◆ WHAT YOU SHOULD DO
Your reply must be one number: the count of lines in the data below that contain "Shift".

Stored items
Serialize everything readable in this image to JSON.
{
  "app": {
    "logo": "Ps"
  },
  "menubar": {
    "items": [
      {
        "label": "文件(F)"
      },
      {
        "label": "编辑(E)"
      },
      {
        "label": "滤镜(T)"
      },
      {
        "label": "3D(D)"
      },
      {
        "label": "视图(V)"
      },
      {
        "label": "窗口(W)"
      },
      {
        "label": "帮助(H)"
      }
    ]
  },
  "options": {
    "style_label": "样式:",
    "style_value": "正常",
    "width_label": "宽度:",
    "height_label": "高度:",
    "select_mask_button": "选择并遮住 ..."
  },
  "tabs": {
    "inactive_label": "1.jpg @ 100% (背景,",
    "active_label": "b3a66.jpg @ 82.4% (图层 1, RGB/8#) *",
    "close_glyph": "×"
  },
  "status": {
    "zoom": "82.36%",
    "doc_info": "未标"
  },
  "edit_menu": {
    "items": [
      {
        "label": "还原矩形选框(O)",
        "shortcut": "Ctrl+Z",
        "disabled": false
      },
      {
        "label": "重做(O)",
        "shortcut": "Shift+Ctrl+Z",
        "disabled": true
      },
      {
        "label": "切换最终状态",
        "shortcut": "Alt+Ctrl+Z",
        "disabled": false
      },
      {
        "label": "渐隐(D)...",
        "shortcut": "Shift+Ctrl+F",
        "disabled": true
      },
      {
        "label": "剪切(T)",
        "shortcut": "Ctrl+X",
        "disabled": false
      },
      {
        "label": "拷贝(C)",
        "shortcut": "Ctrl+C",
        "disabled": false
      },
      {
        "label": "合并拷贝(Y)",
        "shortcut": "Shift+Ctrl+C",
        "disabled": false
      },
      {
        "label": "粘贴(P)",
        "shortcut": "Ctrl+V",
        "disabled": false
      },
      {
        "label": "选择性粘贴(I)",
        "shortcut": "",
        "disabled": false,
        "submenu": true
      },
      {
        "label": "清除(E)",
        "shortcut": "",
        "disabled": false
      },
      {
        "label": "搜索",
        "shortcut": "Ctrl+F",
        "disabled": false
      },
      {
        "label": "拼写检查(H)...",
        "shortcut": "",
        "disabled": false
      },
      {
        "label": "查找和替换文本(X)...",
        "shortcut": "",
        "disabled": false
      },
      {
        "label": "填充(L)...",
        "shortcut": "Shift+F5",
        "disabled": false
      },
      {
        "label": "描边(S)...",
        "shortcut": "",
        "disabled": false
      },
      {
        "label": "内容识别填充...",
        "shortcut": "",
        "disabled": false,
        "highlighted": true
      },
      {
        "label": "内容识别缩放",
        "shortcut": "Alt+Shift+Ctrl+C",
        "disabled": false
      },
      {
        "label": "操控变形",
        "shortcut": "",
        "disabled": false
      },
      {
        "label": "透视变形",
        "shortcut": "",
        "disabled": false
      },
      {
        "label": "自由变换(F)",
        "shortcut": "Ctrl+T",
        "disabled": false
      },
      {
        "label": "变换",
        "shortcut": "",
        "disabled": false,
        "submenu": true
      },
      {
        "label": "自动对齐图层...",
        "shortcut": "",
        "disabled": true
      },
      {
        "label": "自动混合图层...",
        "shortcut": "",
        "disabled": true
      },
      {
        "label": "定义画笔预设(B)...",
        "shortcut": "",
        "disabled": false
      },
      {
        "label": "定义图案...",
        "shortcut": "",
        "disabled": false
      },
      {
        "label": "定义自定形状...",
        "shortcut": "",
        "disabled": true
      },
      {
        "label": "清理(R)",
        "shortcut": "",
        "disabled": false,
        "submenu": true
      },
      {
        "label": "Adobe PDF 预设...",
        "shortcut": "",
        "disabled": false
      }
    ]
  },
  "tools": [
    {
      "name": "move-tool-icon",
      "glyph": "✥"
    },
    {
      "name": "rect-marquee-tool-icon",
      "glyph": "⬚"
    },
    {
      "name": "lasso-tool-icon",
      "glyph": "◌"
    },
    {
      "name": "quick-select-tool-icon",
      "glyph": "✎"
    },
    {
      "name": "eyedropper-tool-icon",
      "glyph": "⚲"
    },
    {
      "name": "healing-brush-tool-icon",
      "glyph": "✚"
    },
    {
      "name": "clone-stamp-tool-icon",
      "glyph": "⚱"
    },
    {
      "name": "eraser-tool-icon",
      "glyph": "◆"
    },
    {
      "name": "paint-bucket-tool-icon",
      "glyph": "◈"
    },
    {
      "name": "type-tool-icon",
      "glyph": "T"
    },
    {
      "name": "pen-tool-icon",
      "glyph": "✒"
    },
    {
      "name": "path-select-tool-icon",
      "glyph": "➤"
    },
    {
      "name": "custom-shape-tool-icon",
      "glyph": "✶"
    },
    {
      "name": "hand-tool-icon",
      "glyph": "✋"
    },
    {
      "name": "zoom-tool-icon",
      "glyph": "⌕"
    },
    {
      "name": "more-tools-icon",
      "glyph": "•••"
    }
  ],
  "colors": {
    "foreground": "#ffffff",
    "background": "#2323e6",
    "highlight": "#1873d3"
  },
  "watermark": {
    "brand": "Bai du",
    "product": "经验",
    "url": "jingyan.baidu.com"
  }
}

◆ EXPECTED ANSWER
5